Aim of the task: Check the records below line by line for the string "brush". Give the number of lines that contain it and nothing else.

Record excerpts:
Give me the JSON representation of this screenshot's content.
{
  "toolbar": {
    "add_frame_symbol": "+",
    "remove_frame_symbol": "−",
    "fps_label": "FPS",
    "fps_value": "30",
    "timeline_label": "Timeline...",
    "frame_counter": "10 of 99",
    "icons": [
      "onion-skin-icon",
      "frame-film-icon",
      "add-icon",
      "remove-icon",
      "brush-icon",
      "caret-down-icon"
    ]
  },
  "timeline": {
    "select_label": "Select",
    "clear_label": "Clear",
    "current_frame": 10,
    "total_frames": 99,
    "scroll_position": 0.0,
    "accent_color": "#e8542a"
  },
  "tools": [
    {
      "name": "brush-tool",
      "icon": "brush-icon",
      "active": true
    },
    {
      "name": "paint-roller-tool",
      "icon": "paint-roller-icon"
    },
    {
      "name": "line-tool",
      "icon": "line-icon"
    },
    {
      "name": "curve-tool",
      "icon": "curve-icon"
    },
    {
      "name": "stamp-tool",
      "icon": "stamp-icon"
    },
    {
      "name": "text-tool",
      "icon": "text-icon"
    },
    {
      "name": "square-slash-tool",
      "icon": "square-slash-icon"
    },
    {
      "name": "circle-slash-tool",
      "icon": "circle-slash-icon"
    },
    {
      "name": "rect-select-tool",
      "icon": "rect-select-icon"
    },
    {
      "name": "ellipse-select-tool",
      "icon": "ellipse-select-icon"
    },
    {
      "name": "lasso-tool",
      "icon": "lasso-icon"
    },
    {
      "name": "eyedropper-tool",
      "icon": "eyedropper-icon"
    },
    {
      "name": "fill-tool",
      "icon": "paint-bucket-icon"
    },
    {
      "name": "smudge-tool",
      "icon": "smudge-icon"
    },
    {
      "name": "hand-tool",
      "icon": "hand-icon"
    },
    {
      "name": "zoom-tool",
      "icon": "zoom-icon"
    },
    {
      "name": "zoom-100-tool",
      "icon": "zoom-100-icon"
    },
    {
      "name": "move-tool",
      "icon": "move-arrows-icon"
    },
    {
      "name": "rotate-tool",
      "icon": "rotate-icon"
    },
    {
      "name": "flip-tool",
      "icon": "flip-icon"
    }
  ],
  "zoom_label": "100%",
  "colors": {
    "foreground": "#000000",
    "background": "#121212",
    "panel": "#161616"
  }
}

Worked solution: 3